- 4) (this one is hard to describe) The cirvalinear shape above the horizontal arms is not a circle or oval. It should spring from an area around the intersection off all parts and angle between both the vertical and horizontal guide lines, curving gently until it reaches a point where is it partially a radius form. Where the arc crosses the center vertical guide line, it the arc appears to flatten out. The reverse is true.
- 5) The vertical portion below the arms (Base) springs from the center in an angled fashion similar to the reverse area above the arms represented by the curvilinear form.
- 6) After this initial angle downward, the base line(s) move generally straight down but not exactly, more of a slight angle away from the outside edges of each other.
- 7) Towards the ends of the base and at the lowest portion of the Ankh, the lines may flare out more.
- 8) The Base may, as in potentially early examples, may have two lines which somewhat echo the arc'd lines above the arms.
- 9) The Arms may, as in potentially early examples, may be divided horizontally into two equal reflective parts.
- 10) The Arms may, as in potentially early examples, have at their center a horizontal rectangular shape superimposed on the arms and symmetrically positioned.
- 11) The Arc above the Arms may, as in potentially early examples, have it uppermost part flatter than in later examples.
- 12) All the parts may, as in potentially early examples, be more linear (i.e., as if drawn in lines) in form while later stylized examples are more solid in form merging the variety of parts and simplifying the geometry and details (as did the Pyramids).
--NBuccalo 16:28, 14 January 2009 (UTC)
N18: Island, Horizon, Desert
Speculation: I believe this was used at the center and aligned with the arms of the Ankh denoting horizon. Furthermore, I believe it was intentionally used in early Ankh symbols to help people read the Ankh correctly, that is, as a picture of the Nile. --NBuccalo 20:16, 14 January 2009 (UTC)
Speculation: "To fill with land to create a field?" --NBuccalo 19:01, 14 January 2009 (UTC)
Phonetically N26 stands for Dju (Dw) and it represents a logogram of a mountain.
Speculation: "Two mountains and a valley, the Nile valley" --NBuccalo 19:01, 14 January 2009 (UTC) Speculation: okay (stands for a mountain), but it seems odd to then show 'mountains', and what do mountains create... valleys. To me its a figure/ground relationship, the 'object' in the middle is the valley (the void). I'd be interested to know what context(s) this was used in to see if it had another association, or if the meaning changed over time. --NBuccalo 21:22, 21 January 2009 (UTC)
N27 is a logogram representing the horizon. The horizon appears in the official names of the sungod Aten.

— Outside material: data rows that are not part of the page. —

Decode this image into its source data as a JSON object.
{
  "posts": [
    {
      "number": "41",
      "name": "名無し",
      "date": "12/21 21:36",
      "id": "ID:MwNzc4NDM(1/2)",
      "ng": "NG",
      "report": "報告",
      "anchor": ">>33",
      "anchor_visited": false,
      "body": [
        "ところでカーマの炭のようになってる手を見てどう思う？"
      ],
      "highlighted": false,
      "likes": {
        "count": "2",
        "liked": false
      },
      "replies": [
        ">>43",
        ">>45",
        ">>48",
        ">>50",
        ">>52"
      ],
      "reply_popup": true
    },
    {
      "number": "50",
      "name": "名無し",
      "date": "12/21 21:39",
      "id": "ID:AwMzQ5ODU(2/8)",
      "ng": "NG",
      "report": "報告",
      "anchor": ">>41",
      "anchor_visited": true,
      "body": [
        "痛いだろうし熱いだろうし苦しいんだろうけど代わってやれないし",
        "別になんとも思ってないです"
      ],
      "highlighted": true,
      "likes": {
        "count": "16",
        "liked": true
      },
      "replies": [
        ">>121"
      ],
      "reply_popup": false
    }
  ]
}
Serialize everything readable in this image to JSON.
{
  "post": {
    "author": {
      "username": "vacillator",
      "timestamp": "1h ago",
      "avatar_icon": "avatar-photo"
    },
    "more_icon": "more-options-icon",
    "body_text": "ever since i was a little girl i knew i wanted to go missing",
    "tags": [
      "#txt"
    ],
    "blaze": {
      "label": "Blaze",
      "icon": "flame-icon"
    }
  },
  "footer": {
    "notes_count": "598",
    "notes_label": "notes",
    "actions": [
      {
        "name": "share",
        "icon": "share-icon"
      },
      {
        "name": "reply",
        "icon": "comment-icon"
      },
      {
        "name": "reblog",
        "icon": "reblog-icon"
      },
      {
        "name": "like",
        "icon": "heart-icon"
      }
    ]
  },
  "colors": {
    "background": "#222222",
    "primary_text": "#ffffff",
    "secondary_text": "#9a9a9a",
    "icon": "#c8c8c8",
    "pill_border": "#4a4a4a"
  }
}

The second version being a later form of the name of the Aten, representing the elimination of names of old deities.
Speculation: "Sun shining on the valley of the Nile" --NBuccalo 19:01, 14 January 2009 (UTC)
N28: Crown, Hill of the Sunrise
One of the standard titles of the pharaoh was "sa Re neb khau" which is sometimes translated to "Son of Re, Lord of Horizons"
I have also seen it translated as "Lord of Crowns" or "Lord of Diadems"
Speculation: "who needs N27 when you have N28" --NBuccalo 19:01, 14 January 2009 (UTC)
N30: Hill of Earth
Speculation: "Human made hill?" --NBuccalo 19:01, 14 January 2009 (UTC)
Note wave form --NBuccalo 19:01, 14 January 2009 (UTC)
The garden scene from a tomb in Thebes (maybe 1400 BC) shows a pond with flowers and animals. In the perfume making scene a depiction of a pool is shown above the vat, but there are no water waves indicated.
In Gardener's List, it is drawn with waves in the center. --NBuccalo 03:00, 17 January 2009 (UTC)
O36: wall, enclosure
like the perimeter wall?
I would like to explore hieroglyphs that have anything to do with the following subjects and their derivations:
- Ankh and anything that looks like or has some of the components of an Ankh including a line with a dot.
- water, river, inundation, flow or direction of Nile, wave.
- Sun, sunrise, sunset, path of sun, cycle of sun, etc. Including derivations like the Akhet AND the Mound symbol. N7 hieroglyph.
- anything with an arch form, or sine wave form,
- bridges and boats